A pregnant South Carolina woman who drove a minivan carrying her three young children into the ocean surf off Florida was charged Friday with attempted first-degree murder and aggravated child abuse, though she has denied trying to harm anyone. (March 7)
The pregnant 31-year-old woman from South Carolina, Ebony Wilkerson, was said to be acting out of sorts recently and talking of “demons.”
Since 1970, every World Cup football has been made by Adidas, an ideal opportunity to showcase their latest developments in ball design and technology. (Disclosure: I work at the Centre for Sports Engineering Research at Sheffield Hallam University, which has worked on some projects with Adidas. No one at the Centre for Sports Engineering Research has worked on Adidas’ World Cup ball.) In 2006, they took a radical departure from the norm with the Teamgeist. Traditionally, a football is constructed from 32 panels stitched together by hand. The Teamgeist had 14 panels that were glued together with heat (thermally bonded), resulting in a ball that was more “marble-like” than previous generations.
The change was not only aesthetic. Players using the ball complained of erratic behavior in flight. For the next World Cup (South Africa, 2010) Adidas considerably redesigned the ball, the Jabulani, which had only eight thermally bonded panels. Unfortunately, criticism of the ball was, if anything, louder than it had been four years earlier. Many coaches and players compared the Jabulani to a beach ball that swerves unpredictably.
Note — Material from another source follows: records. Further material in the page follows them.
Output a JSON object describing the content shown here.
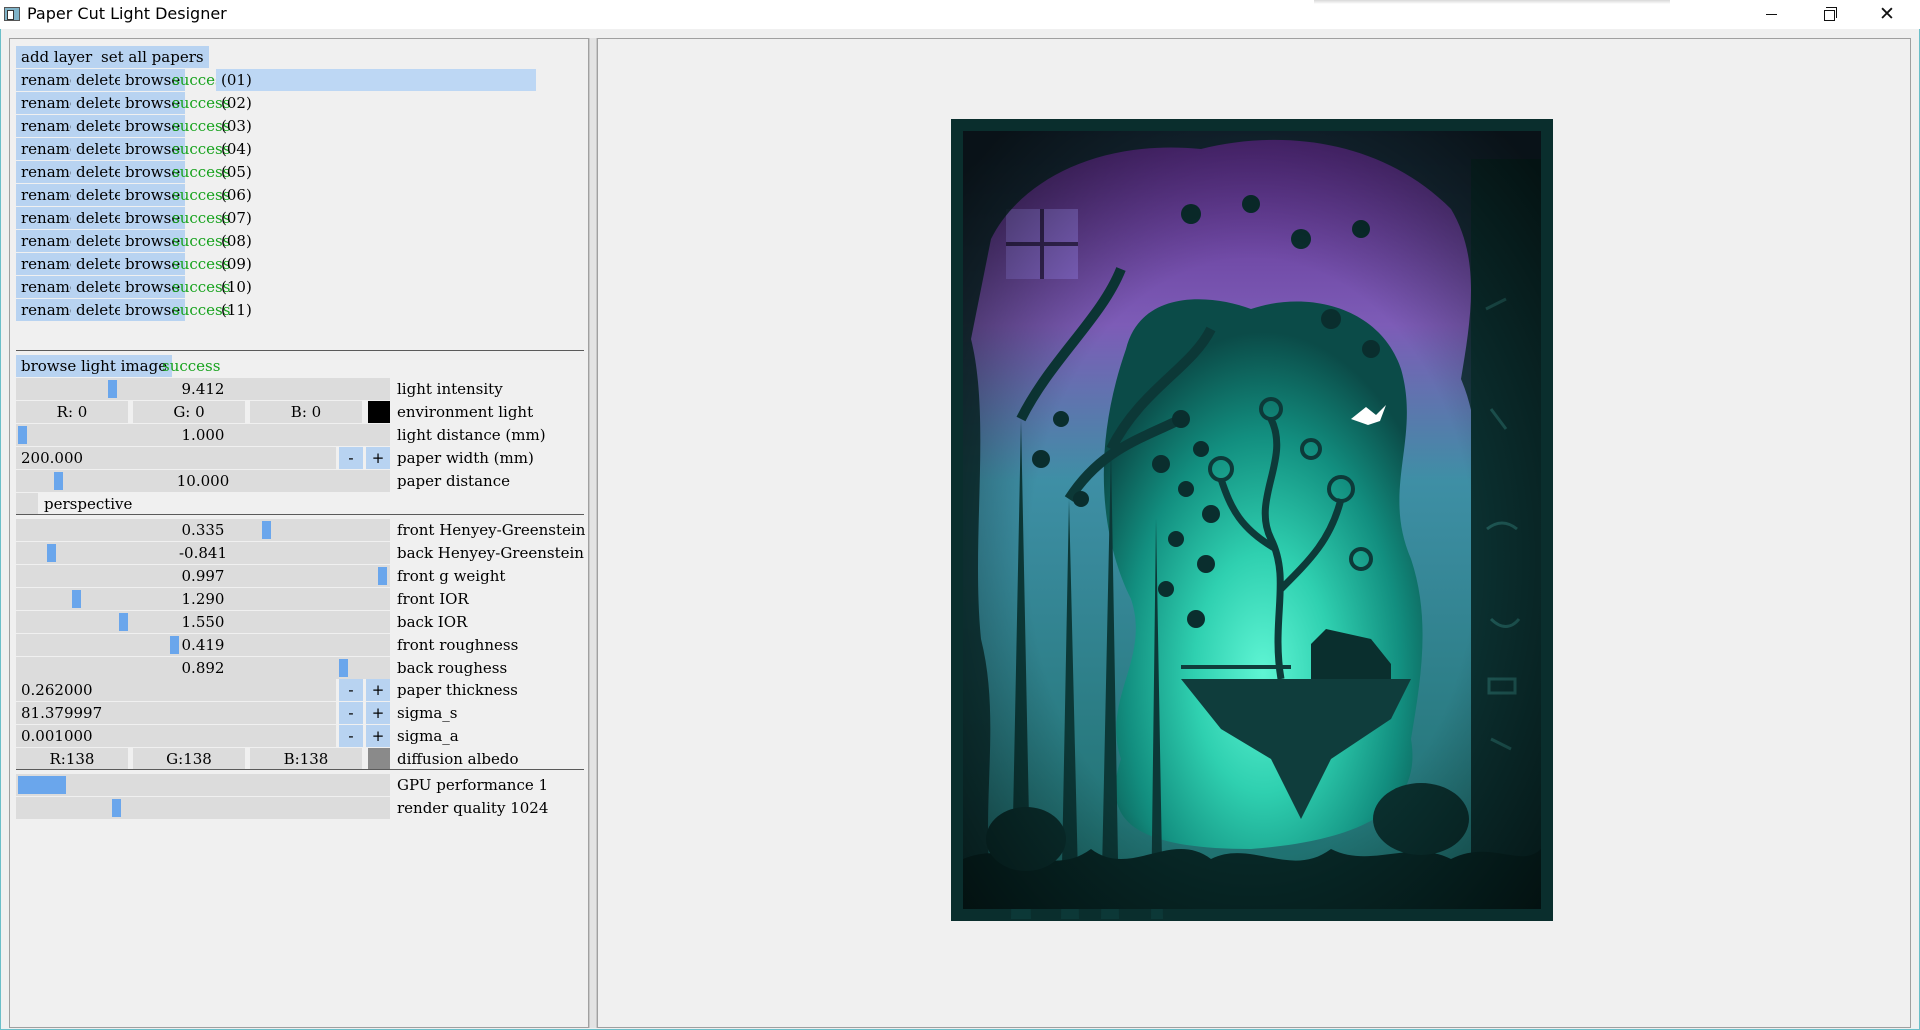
{
  "window": {
    "title": "Paper Cut Light Designer"
  },
  "toolbar": {
    "add_layer": "add layer",
    "set_all_papers": "set all papers"
  },
  "layers": {
    "rename_label": "rename",
    "delete_label": "delete",
    "browse_label": "browse",
    "items": [
      {
        "status": "success",
        "name": "(01)",
        "selected": true
      },
      {
        "status": "success",
        "name": "(02)"
      },
      {
        "status": "success",
        "name": "(03)"
      },
      {
        "status": "success",
        "name": "(04)"
      },
      {
        "status": "success",
        "name": "(05)"
      },
      {
        "status": "success",
        "name": "(06)"
      },
      {
        "status": "success",
        "name": "(07)"
      },
      {
        "status": "success",
        "name": "(08)"
      },
      {
        "status": "success",
        "name": "(09)"
      },
      {
        "status": "success",
        "name": "(10)"
      },
      {
        "status": "success",
        "name": "(11)"
      }
    ]
  },
  "light": {
    "browse_label": "browse light image",
    "status": "success",
    "intensity": {
      "value": "9.412",
      "label": "light intensity",
      "fraction": 0.25
    },
    "environment": {
      "r": "R:  0",
      "g": "G:  0",
      "b": "B:  0",
      "label": "environment light",
      "color": "#000000"
    },
    "distance": {
      "value": "1.000",
      "label": "light distance (mm)",
      "fraction": 0.0
    },
    "paper_width": {
      "value": "200.000",
      "label": "paper width (mm)"
    },
    "paper_distance": {
      "value": "10.000",
      "label": "paper distance",
      "fraction": 0.1
    },
    "perspective_label": "perspective"
  },
  "material": {
    "front_hg": {
      "value": "0.335",
      "label": "front Henyey-Greenstein g",
      "fraction": 0.675
    },
    "back_hg": {
      "value": "-0.841",
      "label": "back  Henyey-Greenstein g",
      "fraction": 0.08
    },
    "front_weight": {
      "value": "0.997",
      "label": "front g weight",
      "fraction": 0.997
    },
    "front_ior": {
      "value": "1.290",
      "label": "front IOR",
      "fraction": 0.15
    },
    "back_ior": {
      "value": "1.550",
      "label": "back IOR",
      "fraction": 0.28
    },
    "front_roughness": {
      "value": "0.419",
      "label": "front roughness",
      "fraction": 0.42
    },
    "back_roughness": {
      "value": "0.892",
      "label": "back  roughess",
      "fraction": 0.89
    },
    "paper_thickness": {
      "value": "0.262000",
      "label": "paper thickness"
    },
    "sigma_s": {
      "value": "81.379997",
      "label": "sigma_s"
    },
    "sigma_a": {
      "value": "0.001000",
      "label": "sigma_a"
    },
    "albedo": {
      "r": "R:138",
      "g": "G:138",
      "b": "B:138",
      "label": "diffusion albedo",
      "color": "#8a8a8a"
    }
  },
  "render": {
    "gpu": {
      "label": "GPU performance  1",
      "fraction": 0.13
    },
    "quality": {
      "label": "render quality  1024",
      "fraction": 0.26
    }
  },
  "spinner": {
    "minus": "-",
    "plus": "+"
  },
  "colors": {
    "button": "#b8d3f1",
    "success": "#16a21c",
    "slider_handle": "#6aa6ec",
    "field": "#dcdcdc"
  }
}
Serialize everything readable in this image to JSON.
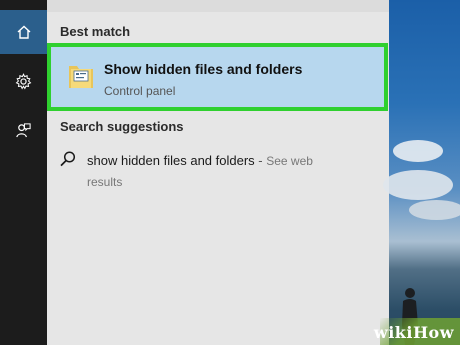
{
  "best_match": {
    "section_label": "Best match",
    "title": "Show hidden files and folders",
    "subtitle": "Control panel"
  },
  "suggestions": {
    "section_label": "Search suggestions",
    "items": [
      {
        "query": "show hidden files and folders",
        "separator": " - ",
        "hint": "See web",
        "hint_line2": "results"
      }
    ]
  },
  "rail": {
    "icons": [
      "home-icon",
      "gear-icon",
      "feedback-icon"
    ]
  },
  "watermark": {
    "text": "wikiHow"
  },
  "colors": {
    "highlight": "#b7d7ee",
    "border_highlight": "#2fd02f",
    "rail": "#1c1c1c",
    "rail_active": "#2b5f8c",
    "panel": "#e6e6e6"
  }
}
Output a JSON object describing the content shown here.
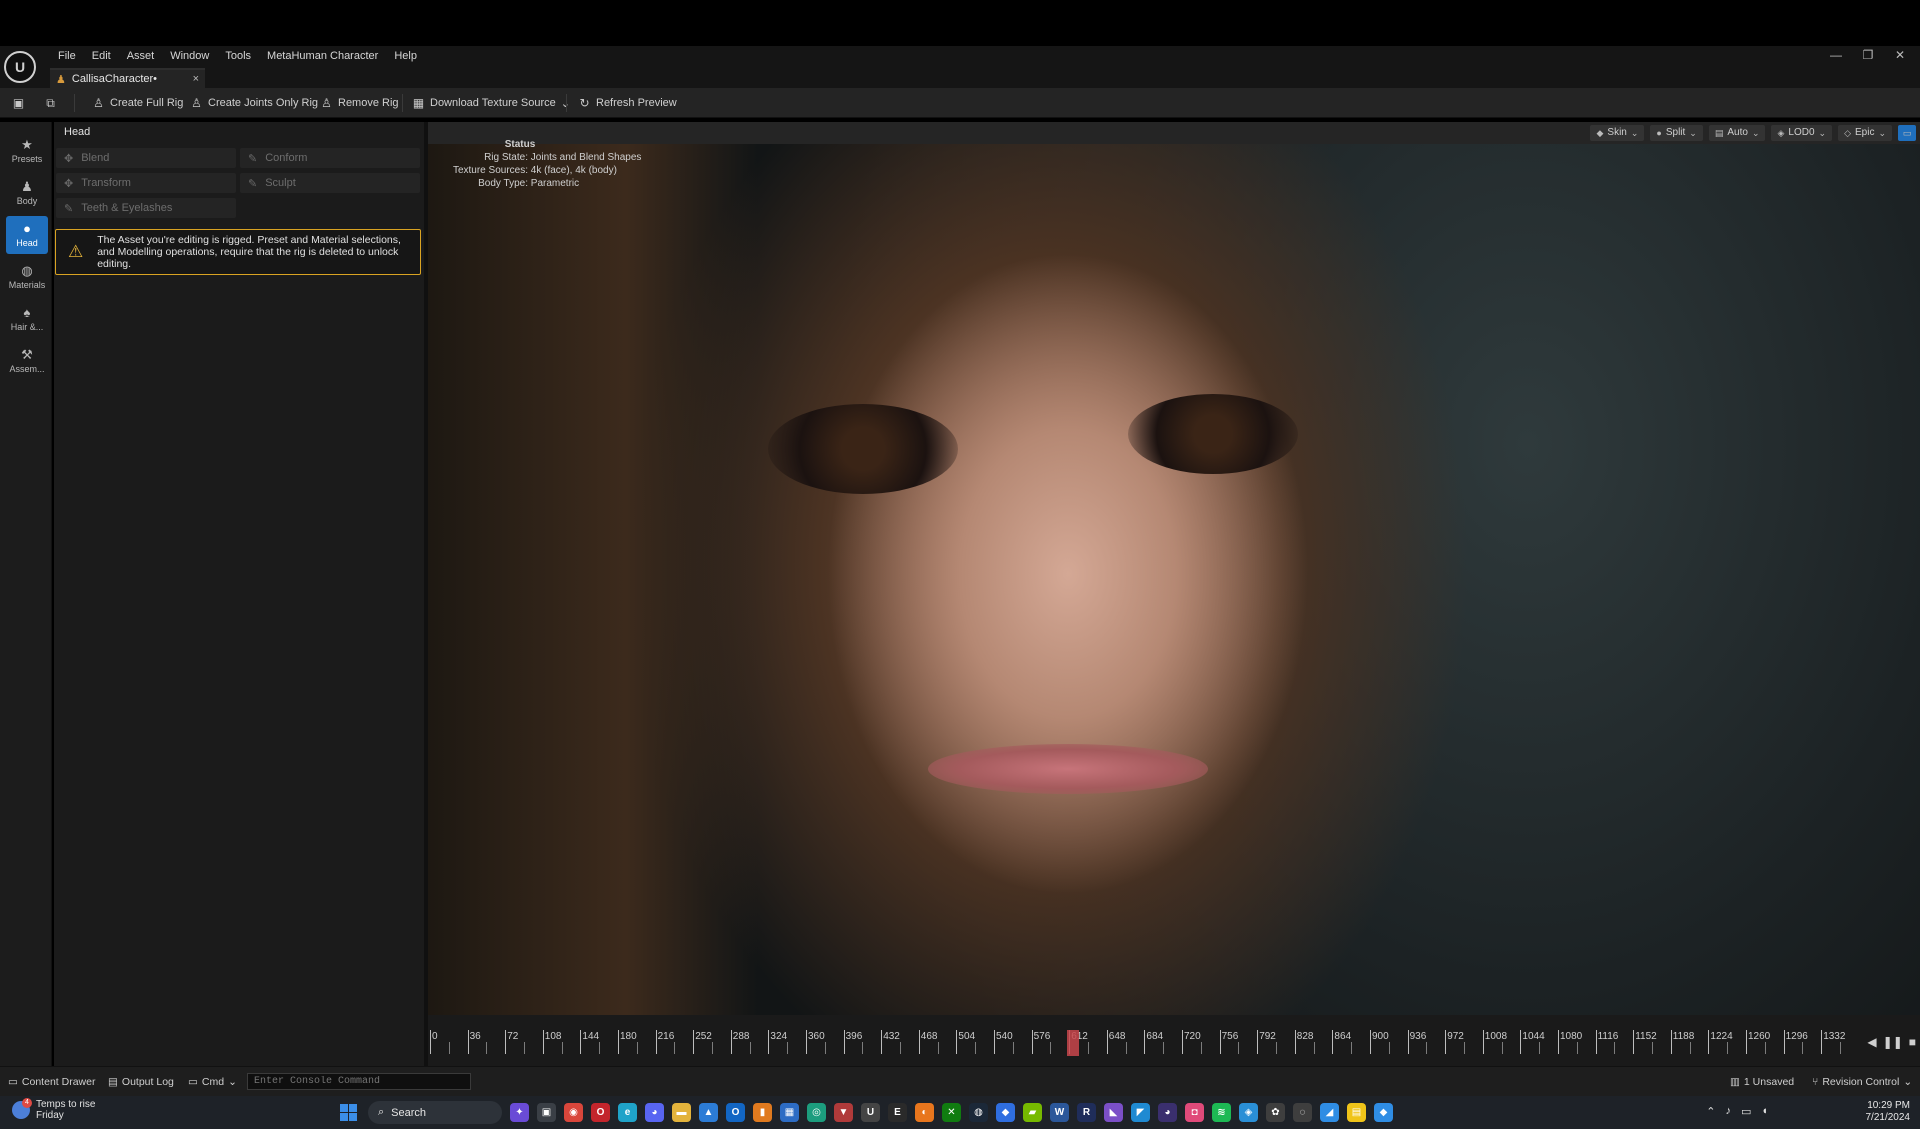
{
  "menu": [
    "File",
    "Edit",
    "Asset",
    "Window",
    "Tools",
    "MetaHuman Character",
    "Help"
  ],
  "window_controls": [
    "—",
    "❐",
    "✕"
  ],
  "document_tab": {
    "label": "CallisaCharacter•",
    "close": "×"
  },
  "toolbar": {
    "create_full_rig": "Create Full Rig",
    "create_joints_only_rig": "Create Joints Only Rig",
    "remove_rig": "Remove Rig",
    "download_texture_source": "Download Texture Source",
    "refresh_preview": "Refresh Preview"
  },
  "rail": [
    {
      "label": "Presets",
      "icon": "star-icon",
      "glyph": "★"
    },
    {
      "label": "Body",
      "icon": "body-icon",
      "glyph": "♟"
    },
    {
      "label": "Head",
      "icon": "head-icon",
      "glyph": "●"
    },
    {
      "label": "Materials",
      "icon": "materials-icon",
      "glyph": "◍"
    },
    {
      "label": "Hair &...",
      "icon": "hair-icon",
      "glyph": "♠"
    },
    {
      "label": "Assem...",
      "icon": "assembly-icon",
      "glyph": "⚒"
    }
  ],
  "panel": {
    "title": "Head",
    "tools": [
      "Blend",
      "Conform",
      "Transform",
      "Sculpt",
      "Teeth & Eyelashes"
    ],
    "warning_line1": "The Asset you're editing is rigged. Preset and Material selections,",
    "warning_line2": "and Modelling operations, require that the rig is deleted to unlock editing."
  },
  "viewport": {
    "options": [
      "Skin",
      "Split",
      "Auto",
      "LOD0",
      "Epic"
    ],
    "status_title": "Status",
    "status": [
      {
        "key": "Rig State:",
        "value": "Joints and Blend Shapes"
      },
      {
        "key": "Texture Sources:",
        "value": "4k (face), 4k (body)"
      },
      {
        "key": "Body Type:",
        "value": "Parametric"
      }
    ]
  },
  "timeline": {
    "labels": [
      "0",
      "36",
      "72",
      "108",
      "144",
      "180",
      "216",
      "252",
      "288",
      "324",
      "360",
      "396",
      "432",
      "468",
      "504",
      "540",
      "576",
      "612",
      "648",
      "684",
      "720",
      "756",
      "792",
      "828",
      "864",
      "900",
      "936",
      "972",
      "1008",
      "1044",
      "1080",
      "1116",
      "1152",
      "1188",
      "1224",
      "1260",
      "1296",
      "1332"
    ],
    "current_frame": 612
  },
  "statusbar": {
    "content_drawer": "Content Drawer",
    "output_log": "Output Log",
    "cmd": "Cmd",
    "console_placeholder": "Enter Console Command",
    "unsaved": "1 Unsaved",
    "revision_control": "Revision Control"
  },
  "taskbar": {
    "weather_badge": "4",
    "weather_line1": "Temps to rise",
    "weather_line2": "Friday",
    "search": "Search",
    "time": "10:29 PM",
    "date": "7/21/2024"
  },
  "colors": {
    "accent": "#1f6fbd",
    "warning": "#d9a322",
    "timeline_cursor": "#c9474c"
  }
}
Their radical design is different from a standard stitched football in two ways. First, fewer panels mean shorter seams. By my own measurements, a 32-panel football has a seam length of around 405 centimeters, compared to 345 cm on the Teamgeist and 203 cm on the Jabulani. Second, thermal bonding created a much lower seam profile. A laser scan of the surface of the Jabulani and a stitched football shows the stitched seam is more than twice as deep as the Jabulani’s. The floating, beach-ball-like behavior of these footballs isn’t because they are light, but because they are smooth.